→ Task requirements: Output every entry exactly as written, skipping any pictures.

→ Available records:
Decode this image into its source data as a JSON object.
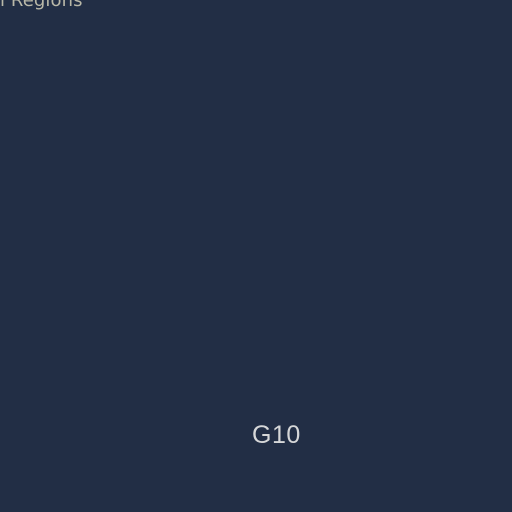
{
  "header": {
    "partial_title": "l Regions"
  },
  "main": {
    "label": "G10"
  }
}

→ Answer section:
Decode this image into its source data as a JSON object.
{
  "header": {
    "partial_title": "l Regions"
  },
  "main": {
    "label": "G10"
  }
}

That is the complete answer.